The new law is part of an ongoing campaign to target and push out Palestinians in the holy city of Jerusalem. We stand with these church leaders in their boycott of this gross injustice, which is meant to make it more difficult if not impossible for Palestinian Christians to continue to live in Jerusalem. Sacred lands are never for sale. We raise outcry over the mass displacement of all Palestinians, whether Muslim or Christian, from Jerusalem. We support the leadership of the churches in boycotting injustice, and we call on church leaders around the world to follow their lead, heeding international calls for boycott, divestment, and sanctions on Israel until it complies with basic standards of international law and ends its decades long campaign to wipe out the indigenous Palestinian population.


Statements From Church Leaders in Jerusalem

FOR IMMEDIATE PRESS RELEASE

ENOUGH IS ENOUGH. POLITICAL PERSECUTION LEADS TO THE CLOSURE OF CHRISTIANITY’S HOLIEST SITE

The leaders of Jerusalem’s churches have today announced the unprecedented decision to close the Church of the Holy Sepulchre until further notice, in protest at persistent moves to intimidate Christians and discriminate against churches in the Holy Land. The Church of the Holy Sepulchre, which dates back to the fourth century, is considered to contain the sites of the crucifixion and resurrection of Jesus Christ, making it the holiest site in the world for Christians. Continue reading

Demolishing Palestinian schools ‘a quiet population transfer’

Orly Noy, +972, January 24, 2018

By destroying schools in Palestinian villages in Area C and elsewhere, Israel is forcing Palestinians to make a cruel choice — between their land and their children’s futures.

Students sit in a classroom at school in the Jahalin Bedouin community of Khan Al-Ahmar, West Bank, February 22, 2017. (Faiz Abu Rmeleh/Activestills.org)Students sit in a classroom at school in the Jahalin Bedouin community of Khan Al-Ahmar, West Bank, February 22, 2017. (Faiz Abu Rmeleh/Activestills.org)

When the children of Beit Ta’mar, a village south-east of Bethlehem, left their improvised schoolhouse for winter vacation about two weeks ago, they did not know if the building would still be standing when they came back.

To call the building a school is to exaggerate. It is comprised of five concrete rooms on the top of a hill, constructed by the village’s residents, who also built the road to the school.
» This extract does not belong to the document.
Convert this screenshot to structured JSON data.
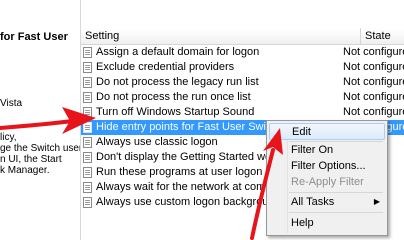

“Last August, we asked the army for permission to build a school for the children in the village,” Hassan Brigiah says on our way to the site. “We didn’t receive an answer, and after we talked with a lawyer, we decided to set up six caravans to serve as classrooms. The army came and dismantled the caravans. While they were doing this I said to them, ‘but you didn’t give us an answer at all!’ It didn’t help. We decided to build a few classrooms out of concrete, and in the meantime, a lawyer managed to get an order to prevent them from being demolished until the government gives us an answer.”
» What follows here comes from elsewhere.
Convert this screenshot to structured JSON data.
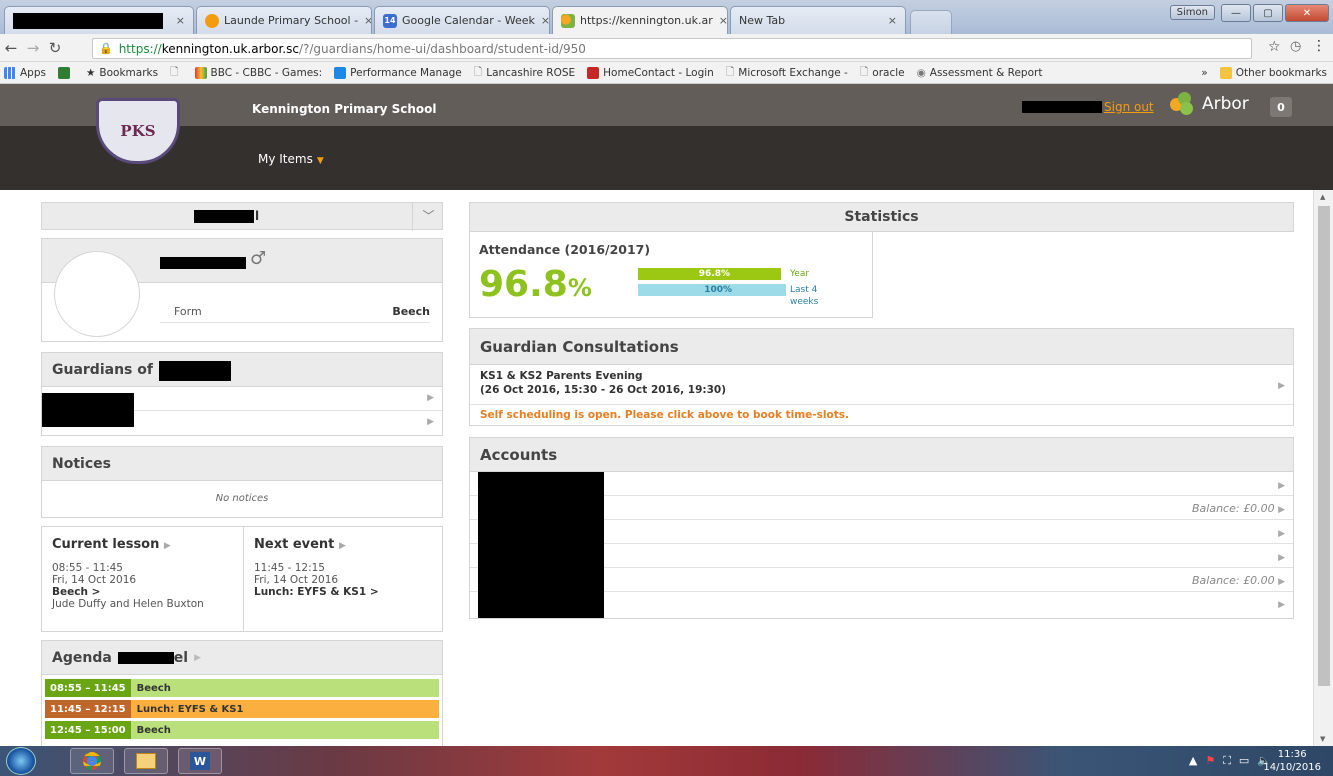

The army has since provided an answer—negative, as expected. The reasons, as always, are technical and bureaucratic. Ever since, the threat of demolition has hung over the improvised first through third-grade classrooms. The Palestinian Authority provided tables and chairs, which is noted on a plaque. “We’ll build the homeland with the power of knowledge,” is spray painted on one of the walls.

The school is located in Area C, but close to Area B, in the West Bank, under Palestinian civil control, and entirely on privately owned land, Birgiah says, adding that the construction was financed by the villagers themselves.

Continue reading